- Keith Fink
Here is a call for the endurance of the saints, those who keep the commandments of God and their faith in Jesus (Revelation 14:12).
As a reminder, we have been looking at Revelation with a wide-angle lens asking what this sometimes-strange book should teach us. How should we be different if we have read this book which promises blessing to those who hear and do these words (see 1:3)? Surely one message we should hear clearly is the call to endure faithfully.
Anyone who thinks that the Christian life provides a pass from hardship and trial should probably steer clear of this book. The first read of Revelation makes it plain that while following Jesus is the best thing, it is by no means the easy thing. Here are some of the things Jesus said to the seven churches of Asia (chapters 2-3). To the church in Smyrna: “Behold the devil is about to throw some of you into prison, that you may be tested, and for days you will have tribulation.” To the church in Pergamum: “I know where you dwell, where Satan’s throne is. Yet you hold fast my name, and you did not deny my faith even in the days of Antipas my faithful witness, who was killed among you, where Satan dwells.”
The book of Revelation clearly tells us that life this side of the new heaven and earth will not be free from pain and suffering. This truth should help us to put in clearer perspectives the things we complain about. It should also connect us with the wider world in which believers know far greater hardships than we do - especially those who know hardship from persecution.

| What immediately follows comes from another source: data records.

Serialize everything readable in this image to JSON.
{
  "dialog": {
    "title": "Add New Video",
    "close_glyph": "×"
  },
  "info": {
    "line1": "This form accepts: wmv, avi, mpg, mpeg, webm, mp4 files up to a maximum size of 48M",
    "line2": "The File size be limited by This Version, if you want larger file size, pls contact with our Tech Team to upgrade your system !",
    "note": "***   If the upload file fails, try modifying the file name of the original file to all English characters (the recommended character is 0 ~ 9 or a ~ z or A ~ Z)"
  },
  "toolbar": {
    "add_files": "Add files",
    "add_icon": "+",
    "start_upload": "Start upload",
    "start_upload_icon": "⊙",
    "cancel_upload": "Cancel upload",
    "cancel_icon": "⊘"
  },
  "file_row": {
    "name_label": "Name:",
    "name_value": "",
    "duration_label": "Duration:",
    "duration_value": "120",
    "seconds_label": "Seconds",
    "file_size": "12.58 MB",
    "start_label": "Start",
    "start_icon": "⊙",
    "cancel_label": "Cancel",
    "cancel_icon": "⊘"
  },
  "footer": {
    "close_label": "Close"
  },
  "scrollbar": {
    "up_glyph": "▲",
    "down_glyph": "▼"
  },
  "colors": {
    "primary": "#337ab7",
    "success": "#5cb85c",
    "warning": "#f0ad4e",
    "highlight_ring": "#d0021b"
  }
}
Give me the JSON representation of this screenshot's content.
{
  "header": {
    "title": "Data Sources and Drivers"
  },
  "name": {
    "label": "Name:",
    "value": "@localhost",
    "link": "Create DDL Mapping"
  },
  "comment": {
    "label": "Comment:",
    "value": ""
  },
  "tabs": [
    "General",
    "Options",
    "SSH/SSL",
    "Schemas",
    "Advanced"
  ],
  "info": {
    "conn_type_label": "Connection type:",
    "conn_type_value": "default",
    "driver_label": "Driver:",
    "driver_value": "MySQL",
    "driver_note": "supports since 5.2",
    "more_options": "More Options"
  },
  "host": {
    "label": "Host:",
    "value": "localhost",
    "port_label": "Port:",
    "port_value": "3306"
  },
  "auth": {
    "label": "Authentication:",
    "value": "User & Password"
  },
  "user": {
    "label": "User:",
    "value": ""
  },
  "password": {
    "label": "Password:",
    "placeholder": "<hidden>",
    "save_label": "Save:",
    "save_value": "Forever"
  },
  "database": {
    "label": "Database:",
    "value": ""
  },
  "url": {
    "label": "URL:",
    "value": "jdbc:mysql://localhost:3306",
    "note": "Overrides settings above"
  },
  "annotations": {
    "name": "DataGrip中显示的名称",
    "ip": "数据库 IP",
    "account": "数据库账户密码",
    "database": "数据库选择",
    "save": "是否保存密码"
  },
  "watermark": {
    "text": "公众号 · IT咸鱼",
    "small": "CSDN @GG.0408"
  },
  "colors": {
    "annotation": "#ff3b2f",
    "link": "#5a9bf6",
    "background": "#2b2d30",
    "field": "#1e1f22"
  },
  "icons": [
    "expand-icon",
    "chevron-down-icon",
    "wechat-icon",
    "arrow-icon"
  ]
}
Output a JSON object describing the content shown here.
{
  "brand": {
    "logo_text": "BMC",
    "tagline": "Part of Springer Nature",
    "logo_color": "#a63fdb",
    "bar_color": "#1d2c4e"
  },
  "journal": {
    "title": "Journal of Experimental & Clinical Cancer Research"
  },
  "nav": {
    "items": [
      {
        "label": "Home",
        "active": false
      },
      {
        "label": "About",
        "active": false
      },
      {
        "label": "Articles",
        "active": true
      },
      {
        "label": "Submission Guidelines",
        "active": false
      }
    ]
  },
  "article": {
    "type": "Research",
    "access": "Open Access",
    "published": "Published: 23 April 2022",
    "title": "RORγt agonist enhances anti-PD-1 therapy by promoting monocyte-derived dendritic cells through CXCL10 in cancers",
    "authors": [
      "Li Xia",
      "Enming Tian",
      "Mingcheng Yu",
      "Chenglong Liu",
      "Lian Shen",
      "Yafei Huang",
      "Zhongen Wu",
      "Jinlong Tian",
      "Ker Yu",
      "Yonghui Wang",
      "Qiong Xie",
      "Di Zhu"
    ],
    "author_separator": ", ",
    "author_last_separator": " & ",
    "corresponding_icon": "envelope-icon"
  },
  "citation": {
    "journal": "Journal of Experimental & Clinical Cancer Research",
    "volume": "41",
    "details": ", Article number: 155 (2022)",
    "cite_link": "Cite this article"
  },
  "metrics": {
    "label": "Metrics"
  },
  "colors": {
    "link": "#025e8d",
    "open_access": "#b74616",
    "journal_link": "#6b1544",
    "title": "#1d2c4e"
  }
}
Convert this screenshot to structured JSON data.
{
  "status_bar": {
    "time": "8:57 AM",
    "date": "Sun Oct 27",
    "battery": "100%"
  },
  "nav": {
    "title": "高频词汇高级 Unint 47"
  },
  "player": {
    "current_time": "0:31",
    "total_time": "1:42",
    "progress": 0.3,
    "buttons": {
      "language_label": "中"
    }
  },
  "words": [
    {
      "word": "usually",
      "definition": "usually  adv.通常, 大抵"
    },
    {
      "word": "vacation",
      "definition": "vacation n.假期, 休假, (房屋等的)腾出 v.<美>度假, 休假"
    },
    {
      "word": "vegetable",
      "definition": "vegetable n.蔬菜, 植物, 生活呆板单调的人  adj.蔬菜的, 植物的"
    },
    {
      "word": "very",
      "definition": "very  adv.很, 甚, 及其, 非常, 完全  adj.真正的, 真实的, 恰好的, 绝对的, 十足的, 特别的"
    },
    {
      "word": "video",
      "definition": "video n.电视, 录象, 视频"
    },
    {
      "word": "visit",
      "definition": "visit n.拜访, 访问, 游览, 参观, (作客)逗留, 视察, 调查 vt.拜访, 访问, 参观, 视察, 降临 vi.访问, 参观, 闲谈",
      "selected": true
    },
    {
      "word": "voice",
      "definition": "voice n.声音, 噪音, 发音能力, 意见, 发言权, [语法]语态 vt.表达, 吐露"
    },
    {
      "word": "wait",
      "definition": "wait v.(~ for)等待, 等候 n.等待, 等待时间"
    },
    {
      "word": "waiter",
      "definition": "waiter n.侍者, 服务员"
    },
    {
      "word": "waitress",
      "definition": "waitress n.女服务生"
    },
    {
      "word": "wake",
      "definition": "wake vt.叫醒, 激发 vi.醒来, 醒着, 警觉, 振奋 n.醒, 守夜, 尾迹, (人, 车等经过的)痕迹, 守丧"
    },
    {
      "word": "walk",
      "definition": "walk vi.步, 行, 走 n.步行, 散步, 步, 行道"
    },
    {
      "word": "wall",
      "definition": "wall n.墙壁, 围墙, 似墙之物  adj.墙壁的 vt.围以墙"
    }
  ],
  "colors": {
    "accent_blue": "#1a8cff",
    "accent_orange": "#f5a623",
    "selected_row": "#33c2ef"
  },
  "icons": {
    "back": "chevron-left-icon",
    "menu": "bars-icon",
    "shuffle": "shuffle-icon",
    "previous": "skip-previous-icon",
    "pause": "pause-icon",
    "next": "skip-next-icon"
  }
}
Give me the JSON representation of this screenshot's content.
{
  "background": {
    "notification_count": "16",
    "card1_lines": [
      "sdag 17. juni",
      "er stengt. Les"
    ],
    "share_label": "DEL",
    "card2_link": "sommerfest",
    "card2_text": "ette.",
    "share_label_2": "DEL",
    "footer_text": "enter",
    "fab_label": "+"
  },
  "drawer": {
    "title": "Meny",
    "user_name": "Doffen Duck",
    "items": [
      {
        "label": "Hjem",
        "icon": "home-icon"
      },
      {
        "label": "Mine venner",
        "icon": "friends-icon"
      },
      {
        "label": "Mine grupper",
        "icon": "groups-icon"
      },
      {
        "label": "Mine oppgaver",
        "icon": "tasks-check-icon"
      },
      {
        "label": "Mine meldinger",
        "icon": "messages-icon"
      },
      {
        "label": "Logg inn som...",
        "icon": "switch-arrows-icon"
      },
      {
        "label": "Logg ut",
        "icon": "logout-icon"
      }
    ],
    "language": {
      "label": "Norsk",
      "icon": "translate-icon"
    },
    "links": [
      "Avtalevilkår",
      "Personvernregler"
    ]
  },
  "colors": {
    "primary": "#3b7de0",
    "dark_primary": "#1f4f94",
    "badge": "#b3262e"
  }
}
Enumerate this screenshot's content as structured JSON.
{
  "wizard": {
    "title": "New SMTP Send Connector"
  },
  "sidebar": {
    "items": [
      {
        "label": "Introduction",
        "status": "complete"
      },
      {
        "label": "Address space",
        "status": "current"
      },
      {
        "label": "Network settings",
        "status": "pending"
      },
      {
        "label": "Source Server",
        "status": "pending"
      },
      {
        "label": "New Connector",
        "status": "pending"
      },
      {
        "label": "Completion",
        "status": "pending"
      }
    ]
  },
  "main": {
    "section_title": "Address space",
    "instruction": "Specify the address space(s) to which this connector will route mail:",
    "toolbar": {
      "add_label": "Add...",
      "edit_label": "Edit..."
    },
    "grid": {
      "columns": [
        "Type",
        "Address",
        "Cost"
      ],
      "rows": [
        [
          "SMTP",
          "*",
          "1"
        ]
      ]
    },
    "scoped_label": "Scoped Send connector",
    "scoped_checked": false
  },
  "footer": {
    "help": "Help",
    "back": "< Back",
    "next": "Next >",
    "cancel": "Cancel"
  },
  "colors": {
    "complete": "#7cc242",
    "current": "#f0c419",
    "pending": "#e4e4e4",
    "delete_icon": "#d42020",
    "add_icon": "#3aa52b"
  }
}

A call to endure, with no end in sight, is difficult if not impossible. Yet not only does Revelation awaken us to the cost of our discipleship, it also reminds us that we endure with a sure and certain hope. Indeed, this is the call of the passage sighted above. It sits in between a description of a judgment to come and the blessings that belong to those who persevere. In light of eternity then, we are called to endure faithfully. And this is a lesson we should learn from Revelation long before we hone our argument concerning the millennium.